- They take a little bit more maintenance. Wooden cutting boards dry out and need to be seasoned with a special oil. It’s very easy to do this, but it is an extra step that you have to remember to do every once in a while.
Bamboo Cutting Boards
Bamboo cutting boards are similar to wooden ones, but they are less durable. The bamboo surface isn’t as great for your knife blades, so you will need to sharpen your knives more often and replace the bamboo boards more often than wooden boards.
Bamboo cutting boards also need to be washed by hand and shouldn’t be put in the dishwasher for the same reasons.
Plastic Cutting Boards
My favorite plastic cutting board is also my favorite one overall – the OXO Good Grips Cutting Board. I have it in 2 different sizes, 10.39-in x 14.78-in, which is my everyday board that I reach for all the time and also a larger size, 14.34-in x 21.11.
- Good cutting surface. The type of plastic used for this one is a non-porous surfaces that resist odors and won’t dull knife blades. It doesn’t stain very easily either, as you can see from the photos and videos and I’ve owned this particular one for years.
- Doesn’t warp and doesn’t get really deep cuts from the knife like some other plastic ones I’ve used. I also really like the rubber edges, which keep it from sliding around on the counters.
- Low maintenance. You don’t need to season the board, it won’t dry and crack.
- Inexpensive. This is a very budget friendly option.
- Dishwasher safe. One of my favorite things about it is that you can throw it into the dishwasher. This is why I use it for poultry, seafood, red meat, onions and much more.
Glass/Marble Cutting Boards
How To Wash Cutting Boards and Keep Them From Staining
A dishwasher is the best and easiest way to disinfect your boards, but only plastic cutting boards can go in the dishwasher. I also bought this one at Home Goods for about $15. Are you sensing a theme? I love finding good deals.
- Rinse out your plastic boards and just pop them into the dishwasher.
- Wash your wooden and bamboo boards using really hot water and soap. (The water should be as hot as you can stand it.)
- To prevent stains, rinse off your boards as soon as you can after cutting something that can stain, like herbs, carrots, beets, etc. This helps the most to get those colors from staining your boards.
- If you didn’t rinse your boards right away or have some stubborn stains, sprinkle some coarse salt on the stain and use a half of a lemon to scrub it. That usually helps to scrape up the surface and get the stain out. The best way is prevention though, so rinsing it works the best.
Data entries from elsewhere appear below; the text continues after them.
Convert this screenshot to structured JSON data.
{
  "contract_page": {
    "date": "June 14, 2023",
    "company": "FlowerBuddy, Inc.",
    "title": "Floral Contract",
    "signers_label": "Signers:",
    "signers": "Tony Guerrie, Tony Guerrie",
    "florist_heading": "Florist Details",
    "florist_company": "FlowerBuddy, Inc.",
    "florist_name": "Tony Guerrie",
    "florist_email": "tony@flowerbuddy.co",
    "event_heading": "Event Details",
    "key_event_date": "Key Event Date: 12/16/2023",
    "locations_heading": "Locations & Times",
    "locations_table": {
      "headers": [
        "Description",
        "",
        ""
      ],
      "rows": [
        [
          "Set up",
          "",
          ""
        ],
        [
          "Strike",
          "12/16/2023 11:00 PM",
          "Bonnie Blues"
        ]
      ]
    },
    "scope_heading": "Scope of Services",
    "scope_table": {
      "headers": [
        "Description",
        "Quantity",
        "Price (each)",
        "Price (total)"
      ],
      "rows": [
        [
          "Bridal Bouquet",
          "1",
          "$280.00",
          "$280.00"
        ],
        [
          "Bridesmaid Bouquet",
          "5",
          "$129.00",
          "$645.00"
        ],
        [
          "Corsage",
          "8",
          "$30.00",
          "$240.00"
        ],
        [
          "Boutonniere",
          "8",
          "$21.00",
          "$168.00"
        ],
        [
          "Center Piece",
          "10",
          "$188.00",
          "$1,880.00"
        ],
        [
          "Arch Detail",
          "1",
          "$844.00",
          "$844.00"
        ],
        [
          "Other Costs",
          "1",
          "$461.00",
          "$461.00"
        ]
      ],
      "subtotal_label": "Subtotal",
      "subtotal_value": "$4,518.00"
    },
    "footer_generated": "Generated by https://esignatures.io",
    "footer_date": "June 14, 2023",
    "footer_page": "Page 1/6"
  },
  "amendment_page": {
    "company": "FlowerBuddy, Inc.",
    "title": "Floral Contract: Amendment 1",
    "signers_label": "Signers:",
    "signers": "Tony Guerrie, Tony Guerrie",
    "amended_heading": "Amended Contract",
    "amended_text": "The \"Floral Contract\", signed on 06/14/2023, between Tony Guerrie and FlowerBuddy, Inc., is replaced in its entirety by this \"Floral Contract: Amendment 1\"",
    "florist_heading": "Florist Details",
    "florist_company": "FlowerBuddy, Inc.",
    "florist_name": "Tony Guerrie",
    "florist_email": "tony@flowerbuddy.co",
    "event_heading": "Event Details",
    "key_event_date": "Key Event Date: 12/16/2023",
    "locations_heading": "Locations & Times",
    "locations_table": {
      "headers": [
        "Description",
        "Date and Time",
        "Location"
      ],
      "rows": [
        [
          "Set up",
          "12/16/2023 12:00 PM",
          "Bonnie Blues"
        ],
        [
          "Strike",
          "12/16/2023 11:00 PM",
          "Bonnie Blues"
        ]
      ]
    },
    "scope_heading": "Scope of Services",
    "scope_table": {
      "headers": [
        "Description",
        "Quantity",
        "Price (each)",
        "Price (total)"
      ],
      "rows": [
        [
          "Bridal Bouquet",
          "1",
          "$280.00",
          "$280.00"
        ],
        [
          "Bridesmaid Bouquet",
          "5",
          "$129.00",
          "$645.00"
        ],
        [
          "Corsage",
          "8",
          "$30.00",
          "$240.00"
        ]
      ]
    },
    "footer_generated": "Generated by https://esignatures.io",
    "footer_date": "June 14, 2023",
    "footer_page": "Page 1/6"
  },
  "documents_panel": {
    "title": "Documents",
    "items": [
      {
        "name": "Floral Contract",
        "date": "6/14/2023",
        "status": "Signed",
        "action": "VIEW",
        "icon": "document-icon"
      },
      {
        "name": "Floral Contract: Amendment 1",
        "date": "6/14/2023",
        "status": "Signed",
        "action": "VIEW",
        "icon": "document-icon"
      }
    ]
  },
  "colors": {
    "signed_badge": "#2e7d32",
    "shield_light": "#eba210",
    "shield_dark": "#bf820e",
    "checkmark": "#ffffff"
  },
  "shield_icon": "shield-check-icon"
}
- To keep your cutting board from sliding around on the countertop, place a damp paper towel or thin kitchen towel under it and it won’t budge! Super important to have a stable surface when chopping.
- Have a designated cutting board JUST for fruit. I wrote FRUIT on one of my boards so no one else will use it for other things. All wooden, bamboo and plastic boards absorb odors and they will transfer to your food. No one wants strawberries to taste like onions, so it’s so nice to have a cutting board that doesn’t have any lingering flavors in it.
- Don’t worry too much about keeping your boards in the most pristine shape. Cuts, nicks, stains are part of the deal because this is a tool used for cutting. The only way to keep it perfect is not to use it:).
This post is not sponsored, it’s based on my own opinion. I am not affiliated with any brands and bought all these cutting boards myself. Some of the links may be affiliate links, at no additional cost to you.
Knife and Carry
Great article. A cutting board is one of the most important tools in any kitchen. It is the surface where you will prepare your food, so it is important to choose one that is durable, easy to clean, and provides a stable surface for cutting. Do you also have a list for the best kitchen knives?
What kind of oil do you use to season the cutting board?
I use an oil that is specifically made for cutting boards, by the brand John Boos Butcher Block Oil. You can use coconut oil or mineral oil. You want the oil to be mild and absorbs well into the wood.